We were watching a movie and someone mentioned the idea of traveling. Well, in my mind to mention something is often the beginning of a grand search and destroy mission to remember where I previously had heard that or something related to it, or perhaps to find the data that supports the statement, or to know the elevation of the city where the movie is taking place…. or, …. or,… or…. Living in my head there is never even a moment of idleness. To borrow a phrase from Hercule Poirot, the “little gray cells” never take a vacation.
The phrase, wouldn’t you know it, is the title for today’s blog. It’s a line from a Sinclair Lewis short story if I remember correctly. I have the short story in a volume of Humorous American Short Stories — part of the American Classics collection — and I have had that volume since before I was married.
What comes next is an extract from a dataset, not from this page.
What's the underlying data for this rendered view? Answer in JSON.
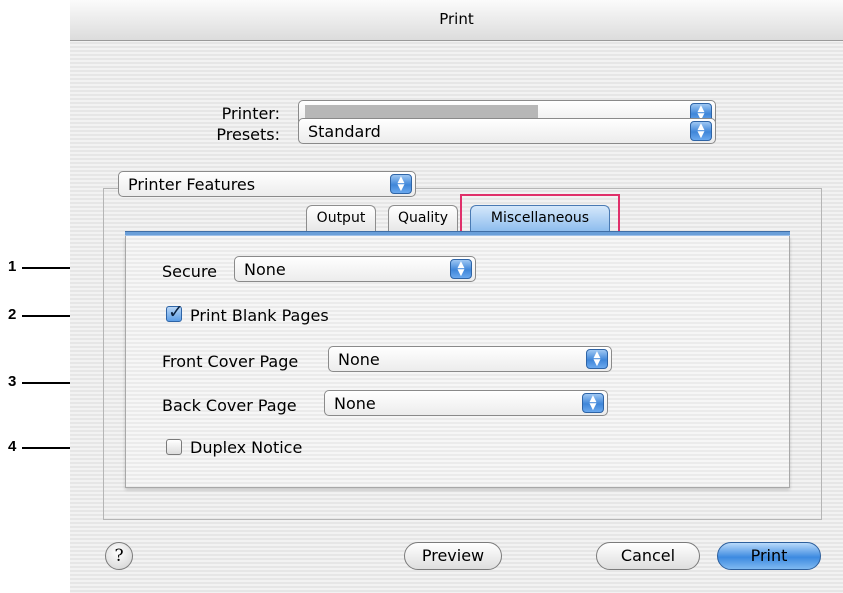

I read the story first to my wife, a good ten years after I discovered it myself. But alas, that volume is sitting in our summer place and I’m sitting here, and all my Google and Bing searches have not gotten me the text for that original story. Drat and Damn!
Hence the desire to have all my stuff where I am. I have the answer, I just want to satisfy my curiousity and read the line, and read the story over again. All of which leads me to this statement by Aldous Huxley.
“To travel is to discover that everyone is wrong about other countries.”
– Aldous Huxley
I believe Huxley was right. Unless you are as dense as a wooden post, it’s impossible to travel through other countries and not realize that the impression you drew of that place before you set foot upon it’s soil was… sadly… incorrect. There are more ways of living than simply the one we have learned from youth, and there are more ways of being than have ever entered into our imagination. Life is bigger than we can conceive and more diverse.
I was lucky in being part of a family who liked to travel. Mom and Dad only ever went two places beyond the borders of the U.S.. They flew to Cuba in the 50’s when travel there was still permissible and we made a good number of trips to Canada throughout my lifetime. But every year we went somewhere here in the U.S. Even that little bit of exploration convinced me I wanted to travel further and I’ve been lucky to see a few other countries along the pathway of life. Not as many as some, but more than a lot.
It’s hard to be somewhere else and not let the mind do it’s comparison thing. Ease of travel; food; language; customs. Some places people say hello or good day every time them meet someone new. Not like here in the U.S. where the first words out of a strangers mouth are just as apt to be a question or a statement than a greeting. Words also have different meaning. There’s a serious difference in meaning in England between trousers and pants — as I found out (with embarrassement) when a young child was upset at why I had asked about his trousers (but I used the word pants — which he only used for underwear) — fortunately his mom was around and knew I was an american and my embarrassment was shortened and I didn’t end up in jail as a pervert — but it was a powerful lesson nevertheless.
The good thing about travel, and hence realizing you are wrong in your assumptions about other countries, is that you begin to appreciate that other ways of living are perfectly workable. They may be different than the one you have used, but you can get on in life quite nicely doing different things, eating different foods, talking a different language, even driving on the other side of the road, or not driving at all. Travel is broadening, and travel to other countries does teach us that people there are not so strange after all. And that they have different ideals, different values — which also are just as workable as our own.